• _Activity_: A single number is needed: how many lines of the data hold the word "this".

• _Provided entries_:
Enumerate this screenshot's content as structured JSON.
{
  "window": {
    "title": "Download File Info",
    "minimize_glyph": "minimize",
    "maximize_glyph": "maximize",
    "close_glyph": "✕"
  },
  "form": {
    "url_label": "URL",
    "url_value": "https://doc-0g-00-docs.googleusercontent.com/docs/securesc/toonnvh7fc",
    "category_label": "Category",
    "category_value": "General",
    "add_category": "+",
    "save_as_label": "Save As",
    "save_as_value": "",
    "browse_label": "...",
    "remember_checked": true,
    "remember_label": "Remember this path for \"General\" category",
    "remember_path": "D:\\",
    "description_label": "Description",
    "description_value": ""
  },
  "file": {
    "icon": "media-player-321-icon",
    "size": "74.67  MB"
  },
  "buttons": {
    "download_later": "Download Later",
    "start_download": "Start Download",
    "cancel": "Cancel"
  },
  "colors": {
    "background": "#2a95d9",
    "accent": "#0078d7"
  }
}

• _Your response_: 2